In his attempt to apply his Zen Buddhist training to economics [“Wash Your Bowls,” June 2005], Norman Fischer overlooks the fact that markets, be they modern or ancient, all use a system of exchange. Under such a system I don’t give my goods, services, or money unless I’m convinced I’ve received something of equal or greater value in return. The motivation built into this system is not goodness, as Fischer suggests, but greed, one of the three “poisons” elucidated by the Buddha.
There is another system. In the Theravadan Buddhist tradition it is sometimes called dana, which is the Pali word for “generosity.” In modern contexts it is called a “gift economy.”

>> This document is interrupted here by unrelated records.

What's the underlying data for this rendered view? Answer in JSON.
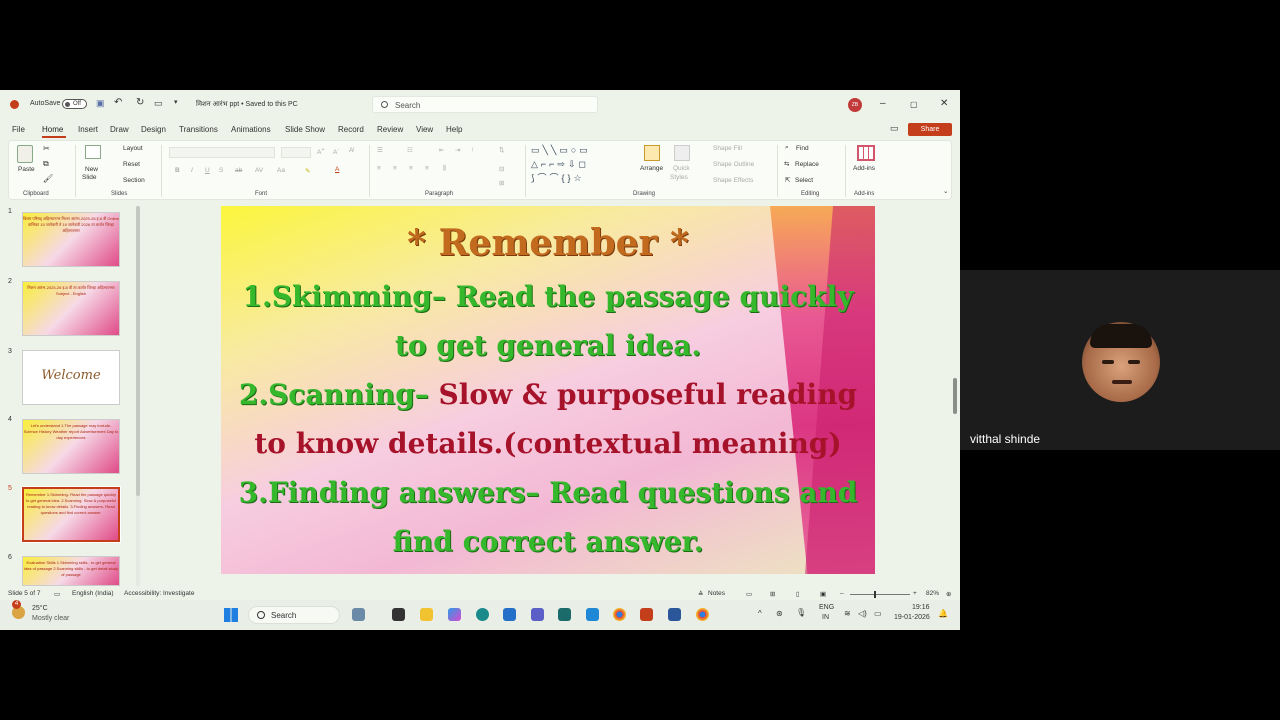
{
  "titlebar": {
    "autosave_label": "AutoSave",
    "autosave_state": "Off",
    "doc_title": "मिशन आरंभ ppt • Saved to this PC",
    "search_placeholder": "Search",
    "user_initials": "ZB"
  },
  "menu": {
    "tabs": [
      "File",
      "Home",
      "Insert",
      "Draw",
      "Design",
      "Transitions",
      "Animations",
      "Slide Show",
      "Record",
      "Review",
      "View",
      "Help"
    ],
    "active": "Home",
    "share": "Share"
  },
  "ribbon": {
    "clipboard": {
      "paste": "Paste",
      "group": "Clipboard"
    },
    "slides": {
      "new_slide": "New",
      "new_slide2": "Slide",
      "layout": "Layout",
      "reset": "Reset",
      "section": "Section",
      "group": "Slides"
    },
    "font": {
      "group": "Font"
    },
    "paragraph": {
      "group": "Paragraph"
    },
    "drawing": {
      "arrange": "Arrange",
      "quick_styles": "Quick",
      "quick_styles2": "Styles",
      "shape_fill": "Shape Fill",
      "shape_outline": "Shape Outline",
      "shape_effects": "Shape Effects",
      "group": "Drawing"
    },
    "editing": {
      "find": "Find",
      "replace": "Replace",
      "select": "Select",
      "group": "Editing"
    },
    "addins": {
      "label": "Add-ins",
      "group": "Add-ins"
    }
  },
  "thumbnails": [
    {
      "num": "1",
      "text": "विलय परिषद् अहिल्यानगर\nमिशन आरंभ-2025-26 इ.8 वी\nOnline तासिका\n15 जानेवारी ते 19 जानेवारी 2026\nता.कर्जत जिल्हा अहिल्यानगर"
    },
    {
      "num": "2",
      "text": "मिशन आरंभ-2025-26\nइ.8 वी\nता.कर्जत जिल्हा अहिल्यानगर\nSubject - English"
    },
    {
      "num": "3",
      "text": "Welcome"
    },
    {
      "num": "4",
      "text": "Let's understand\n1.The passage may include-\nScience\nHistory\nWeather report\nAdvertisement\nDay to day experiences"
    },
    {
      "num": "5",
      "text": "Remember\n1.Skimming- Read the passage quickly to get general idea.\n2.Scanning- Slow & purposeful reading to know details.\n3.Finding answers- Read questions and find correct answer."
    },
    {
      "num": "6",
      "text": "Evaluation Skills\n1.Skimming skills - to get general idea of passage\n2.Scanning skills - to get detail study of passage"
    }
  ],
  "slide": {
    "title": "* Remember *",
    "line1a": "1.Skimming– ",
    "line1b": "Read the passage quickly",
    "line1c": "to get general idea.",
    "line2a": "2.Scanning– ",
    "line2b": "Slow & purposeful reading",
    "line2c": "to know details.(contextual meaning)",
    "line3a": "3.Finding answers– ",
    "line3b": "Read questions and",
    "line3c": "find correct answer."
  },
  "status": {
    "slide_of": "Slide 5 of 7",
    "language": "English (India)",
    "accessibility": "Accessibility: Investigate",
    "notes": "Notes",
    "zoom": "82%"
  },
  "taskbar": {
    "temp": "25°C",
    "weather": "Mostly clear",
    "search": "Search",
    "lang1": "ENG",
    "lang2": "IN",
    "time": "19:16",
    "date": "19-01-2026",
    "badge": "4"
  },
  "video": {
    "name": "vitthal shinde"
  },
  "colors": {
    "accent": "#c43e1c",
    "slide_green": "#35b82c",
    "slide_red": "#a5122a",
    "slide_orange": "#c26a1e"
  }
}
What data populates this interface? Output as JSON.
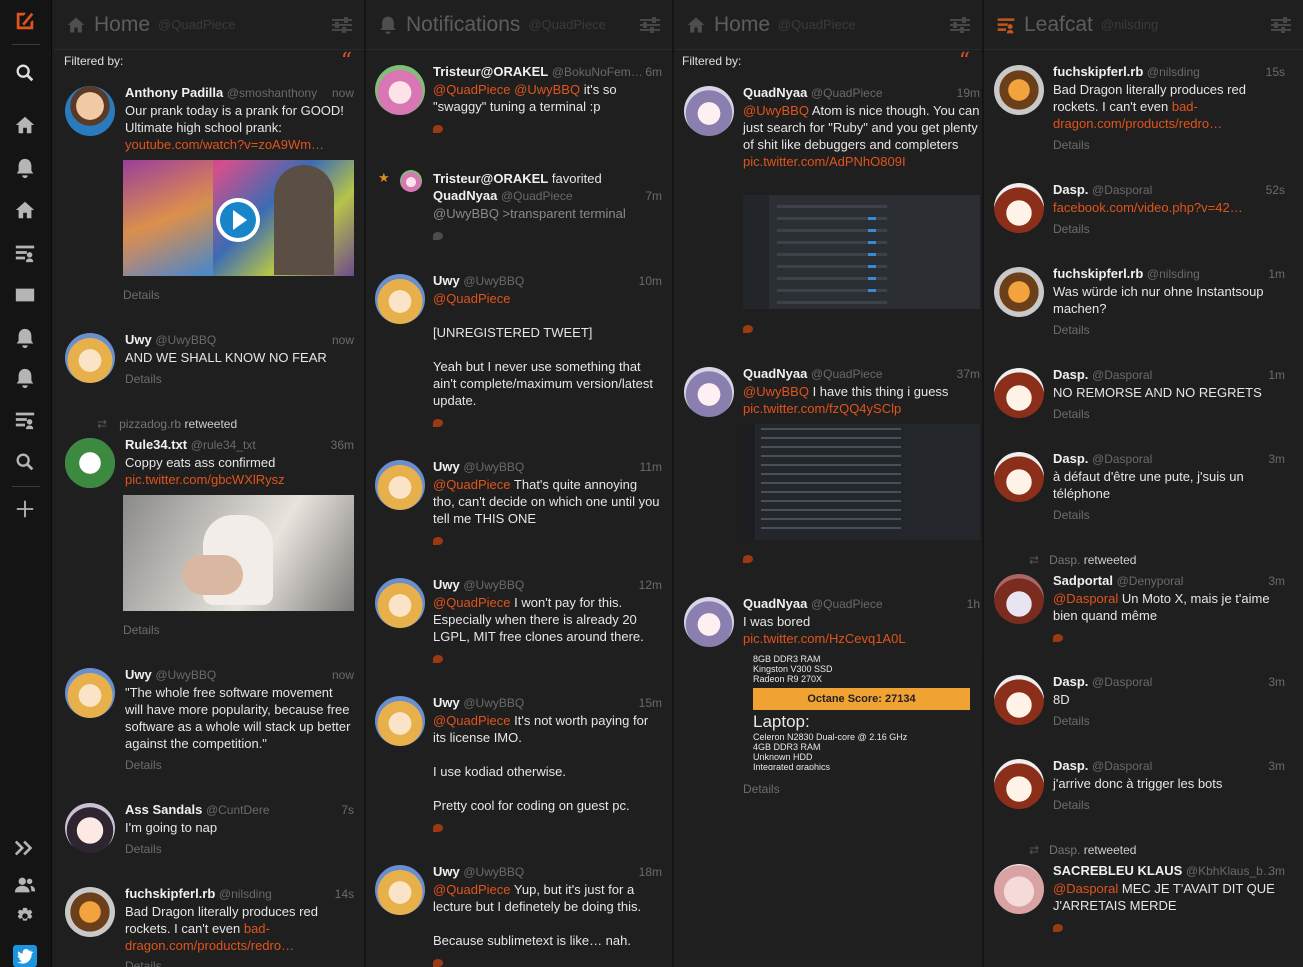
{
  "nav": {
    "icons": [
      "logo",
      "search-icon",
      "home-icon",
      "notifications-icon",
      "home-icon",
      "list-icon",
      "messages-icon",
      "notifications-icon",
      "notifications-icon",
      "list-icon",
      "search-icon",
      "add-column-icon",
      "expand-icon",
      "accounts-icon",
      "settings-icon",
      "twitter-icon"
    ]
  },
  "columns": [
    {
      "title": "Home",
      "sub": "@QuadPiece",
      "icon": "home-icon",
      "filter": "Filtered by:",
      "tweets": [
        {
          "name": "Anthony Padilla",
          "handle": "@smoshanthony",
          "time": "now",
          "text": "Our prank today is a prank for GOOD! Ultimate high school prank:",
          "link": "youtube.com/watch?v=zoA9Wm…",
          "details": "Details"
        },
        {
          "name": "Uwy",
          "handle": "@UwyBBQ",
          "time": "now",
          "text": "AND WE SHALL KNOW NO FEAR",
          "details": "Details"
        },
        {
          "rt_by": "pizzadog.rb",
          "rt_word": "retweeted",
          "name": "Rule34.txt",
          "handle": "@rule34_txt",
          "time": "36m",
          "text": "Coppy eats ass confirmed",
          "link": "pic.twitter.com/gbcWXlRysz",
          "details": "Details"
        },
        {
          "name": "Uwy",
          "handle": "@UwyBBQ",
          "time": "now",
          "text": "\"The whole free software movement will have more popularity, because free software as a whole will stack up better against the competition.\"",
          "details": "Details"
        },
        {
          "name": "Ass Sandals",
          "handle": "@CuntDere",
          "time": "7s",
          "text": "I'm going to nap",
          "details": "Details"
        },
        {
          "name": "fuchskipferl.rb",
          "handle": "@nilsding",
          "time": "14s",
          "text": "Bad Dragon literally produces red rockets.  I can't even",
          "link": "bad-dragon.com/products/redro…",
          "details": "Details"
        }
      ]
    },
    {
      "title": "Notifications",
      "sub": "@QuadPiece",
      "icon": "notifications-icon",
      "tweets": [
        {
          "name": "Tristeur@ORAKEL",
          "handle": "@BokuNoFem…",
          "time": "6m",
          "mention": "@QuadPiece",
          "mention2": "@UwyBBQ",
          "text": "it's so \"swaggy\" tuning a terminal :p"
        },
        {
          "name": "Tristeur@ORAKEL",
          "action": "favorited",
          "target": "QuadNyaa",
          "target_handle": "@QuadPiece",
          "time": "7m",
          "text": "@UwyBBQ >transparent terminal"
        },
        {
          "name": "Uwy",
          "handle": "@UwyBBQ",
          "time": "10m",
          "mention": "@QuadPiece",
          "text": "[UNREGISTERED TWEET]",
          "text2": "Yeah but I never use something that ain't complete/maximum version/latest update."
        },
        {
          "name": "Uwy",
          "handle": "@UwyBBQ",
          "time": "11m",
          "mention": "@QuadPiece",
          "text": "That's quite annoying tho, can't decide on which one until you tell me THIS ONE"
        },
        {
          "name": "Uwy",
          "handle": "@UwyBBQ",
          "time": "12m",
          "mention": "@QuadPiece",
          "text": "I won't pay for this. Especially when there is already 20 LGPL, MIT free clones around there."
        },
        {
          "name": "Uwy",
          "handle": "@UwyBBQ",
          "time": "15m",
          "mention": "@QuadPiece",
          "text": "It's not worth paying for its license IMO.",
          "text2": "I use kodiad otherwise.",
          "text3": "Pretty cool for coding on guest pc."
        },
        {
          "name": "Uwy",
          "handle": "@UwyBBQ",
          "time": "18m",
          "mention": "@QuadPiece",
          "text": "Yup, but it's just for a lecture but I definetely be doing this.",
          "text2": "Because sublimetext is like… nah."
        }
      ]
    },
    {
      "title": "Home",
      "sub": "@QuadPiece",
      "icon": "home-icon",
      "filter": "Filtered by:",
      "tweets": [
        {
          "name": "QuadNyaa",
          "handle": "@QuadPiece",
          "time": "19m",
          "mention": "@UwyBBQ",
          "text": "Atom is nice though. You can just search for \"Ruby\" and you get plenty of shit like debuggers and completers",
          "link": "pic.twitter.com/AdPNhO809I"
        },
        {
          "name": "QuadNyaa",
          "handle": "@QuadPiece",
          "time": "37m",
          "mention": "@UwyBBQ",
          "text": "I have this thing i guess",
          "link": "pic.twitter.com/fzQQ4ySClp"
        },
        {
          "name": "QuadNyaa",
          "handle": "@QuadPiece",
          "time": "1h",
          "text": "I was bored",
          "link": "pic.twitter.com/HzCevq1A0L",
          "details": "Details",
          "img_lines": [
            "8GB DDR3 RAM",
            "Kingston V300 SSD",
            "Radeon R9 270X"
          ],
          "img_score": "Octane Score: 27134",
          "img_title": "Laptop:",
          "img_lines2": [
            "Celeron N2830 Dual-core @ 2.16 GHz",
            "4GB DDR3 RAM",
            "Unknown HDD",
            "Integrated graphics"
          ]
        }
      ]
    },
    {
      "title": "Leafcat",
      "sub": "@nilsding",
      "icon": "list-icon",
      "tweets": [
        {
          "name": "fuchskipferl.rb",
          "handle": "@nilsding",
          "time": "15s",
          "text": "Bad Dragon literally produces red rockets.  I can't even",
          "link": "bad-dragon.com/products/redro…",
          "details": "Details"
        },
        {
          "name": "Dasp.",
          "handle": "@Dasporal",
          "time": "52s",
          "link": "facebook.com/video.php?v=42…",
          "details": "Details"
        },
        {
          "name": "fuchskipferl.rb",
          "handle": "@nilsding",
          "time": "1m",
          "text": "Was würde ich nur ohne Instantsoup machen?",
          "details": "Details"
        },
        {
          "name": "Dasp.",
          "handle": "@Dasporal",
          "time": "1m",
          "text": "NO REMORSE AND NO REGRETS",
          "details": "Details"
        },
        {
          "name": "Dasp.",
          "handle": "@Dasporal",
          "time": "3m",
          "text": "à défaut d'être une pute, j'suis un téléphone",
          "details": "Details"
        },
        {
          "rt_by": "Dasp.",
          "rt_word": "retweeted",
          "name": "Sadportal",
          "handle": "@Denyporal",
          "time": "3m",
          "mention": "@Dasporal",
          "text": "Un Moto X, mais je t'aime bien quand même"
        },
        {
          "name": "Dasp.",
          "handle": "@Dasporal",
          "time": "3m",
          "text": "8D",
          "details": "Details"
        },
        {
          "name": "Dasp.",
          "handle": "@Dasporal",
          "time": "3m",
          "text": "j'arrive donc à trigger les bots",
          "details": "Details"
        },
        {
          "rt_by": "Dasp.",
          "rt_word": "retweeted",
          "name": "SACREBLEU KLAUS",
          "handle": "@KbhKlaus_b…",
          "time": "3m",
          "mention": "@Dasporal",
          "text": "MEC JE T'AVAIT DIT QUE J'ARRETAIS MERDE"
        }
      ]
    }
  ],
  "colors": {
    "accent": "#e0541c",
    "bg": "#1f1f1f",
    "nav": "#141414"
  }
}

Under a gift system I offer my goods or services in response to others’ perceived needs. I don’t expect anything in return, because my needs are met by the gifts that others in my community offer me. In Southeast Asia thousands of Theravadan Buddhist monasteries operate on this model. The potlatch tradition of the Northwest Coast Native Americans and the economic system at the annual Burning Man gathering are other examples of gift economies.
Fischer quotes Zen master Dogen: “Producing things can be nothing other than giving.” This is true only in a gift economy, not in an exchange-based market system. It is not possible “to buy and sell in a spirit of . . . compassion.”